(Task inputs)

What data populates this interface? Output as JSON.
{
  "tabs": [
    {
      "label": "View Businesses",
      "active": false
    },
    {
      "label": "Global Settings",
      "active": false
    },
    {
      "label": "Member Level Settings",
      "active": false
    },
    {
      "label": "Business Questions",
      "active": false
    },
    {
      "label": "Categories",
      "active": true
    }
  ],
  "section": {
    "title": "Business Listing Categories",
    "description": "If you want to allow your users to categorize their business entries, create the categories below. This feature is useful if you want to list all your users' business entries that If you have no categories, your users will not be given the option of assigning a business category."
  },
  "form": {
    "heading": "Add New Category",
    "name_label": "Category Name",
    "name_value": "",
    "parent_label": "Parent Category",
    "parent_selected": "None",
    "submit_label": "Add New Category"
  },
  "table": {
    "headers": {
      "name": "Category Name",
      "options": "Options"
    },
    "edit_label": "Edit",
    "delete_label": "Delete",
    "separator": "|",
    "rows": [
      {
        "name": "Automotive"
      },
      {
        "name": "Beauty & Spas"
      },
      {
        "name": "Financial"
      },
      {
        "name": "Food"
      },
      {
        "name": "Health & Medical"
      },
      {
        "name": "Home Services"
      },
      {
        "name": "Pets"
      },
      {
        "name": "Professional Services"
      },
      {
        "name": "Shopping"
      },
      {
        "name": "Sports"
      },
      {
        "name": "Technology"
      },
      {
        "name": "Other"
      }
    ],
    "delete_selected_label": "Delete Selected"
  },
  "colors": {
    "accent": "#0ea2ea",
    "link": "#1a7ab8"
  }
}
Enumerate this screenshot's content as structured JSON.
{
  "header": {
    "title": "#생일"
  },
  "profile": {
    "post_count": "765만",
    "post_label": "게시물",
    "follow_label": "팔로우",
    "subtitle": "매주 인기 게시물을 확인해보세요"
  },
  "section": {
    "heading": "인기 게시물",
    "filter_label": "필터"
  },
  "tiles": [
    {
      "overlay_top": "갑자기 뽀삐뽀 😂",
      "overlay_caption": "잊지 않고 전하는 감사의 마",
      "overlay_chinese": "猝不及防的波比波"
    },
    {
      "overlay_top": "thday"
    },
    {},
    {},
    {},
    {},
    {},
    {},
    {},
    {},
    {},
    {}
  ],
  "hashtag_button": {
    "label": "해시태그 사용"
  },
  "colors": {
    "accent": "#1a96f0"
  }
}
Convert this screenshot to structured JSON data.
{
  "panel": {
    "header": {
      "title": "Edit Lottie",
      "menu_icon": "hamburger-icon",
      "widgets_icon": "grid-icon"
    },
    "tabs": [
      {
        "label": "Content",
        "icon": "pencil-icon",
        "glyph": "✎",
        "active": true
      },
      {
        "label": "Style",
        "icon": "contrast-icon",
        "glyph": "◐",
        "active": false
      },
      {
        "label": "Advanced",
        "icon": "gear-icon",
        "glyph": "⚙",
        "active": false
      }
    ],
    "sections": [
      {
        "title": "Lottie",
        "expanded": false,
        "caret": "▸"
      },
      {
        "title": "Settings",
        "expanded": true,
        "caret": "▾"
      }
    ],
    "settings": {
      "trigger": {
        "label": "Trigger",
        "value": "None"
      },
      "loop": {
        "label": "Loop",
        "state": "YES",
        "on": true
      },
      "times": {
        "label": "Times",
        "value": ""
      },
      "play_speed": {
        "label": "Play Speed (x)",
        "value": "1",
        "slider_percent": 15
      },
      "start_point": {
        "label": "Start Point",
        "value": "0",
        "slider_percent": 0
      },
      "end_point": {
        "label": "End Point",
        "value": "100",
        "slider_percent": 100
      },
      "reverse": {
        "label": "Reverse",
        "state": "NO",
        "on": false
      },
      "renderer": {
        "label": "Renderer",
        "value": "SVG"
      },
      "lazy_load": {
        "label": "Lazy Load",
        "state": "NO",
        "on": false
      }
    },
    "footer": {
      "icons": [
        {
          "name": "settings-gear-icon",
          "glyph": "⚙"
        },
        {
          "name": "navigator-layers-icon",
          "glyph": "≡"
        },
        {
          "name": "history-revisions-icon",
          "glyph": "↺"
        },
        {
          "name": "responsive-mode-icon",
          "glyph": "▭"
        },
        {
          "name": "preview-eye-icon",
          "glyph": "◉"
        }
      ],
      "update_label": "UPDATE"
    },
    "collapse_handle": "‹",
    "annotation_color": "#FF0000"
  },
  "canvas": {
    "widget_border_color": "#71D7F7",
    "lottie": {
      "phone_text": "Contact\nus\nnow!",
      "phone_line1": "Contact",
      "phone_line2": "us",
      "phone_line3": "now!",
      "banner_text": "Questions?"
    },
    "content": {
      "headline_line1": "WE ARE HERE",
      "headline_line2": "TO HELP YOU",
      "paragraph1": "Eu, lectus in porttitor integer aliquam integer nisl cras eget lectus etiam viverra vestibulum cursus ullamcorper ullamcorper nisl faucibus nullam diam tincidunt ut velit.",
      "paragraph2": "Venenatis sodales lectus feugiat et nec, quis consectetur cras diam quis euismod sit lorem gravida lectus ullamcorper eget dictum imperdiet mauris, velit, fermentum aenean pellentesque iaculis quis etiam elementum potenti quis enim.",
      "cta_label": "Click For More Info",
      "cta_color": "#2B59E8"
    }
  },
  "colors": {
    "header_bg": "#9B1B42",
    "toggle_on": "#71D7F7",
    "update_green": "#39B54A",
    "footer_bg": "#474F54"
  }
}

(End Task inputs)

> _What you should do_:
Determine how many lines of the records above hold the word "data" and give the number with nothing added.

> _Solution to this problem_:
2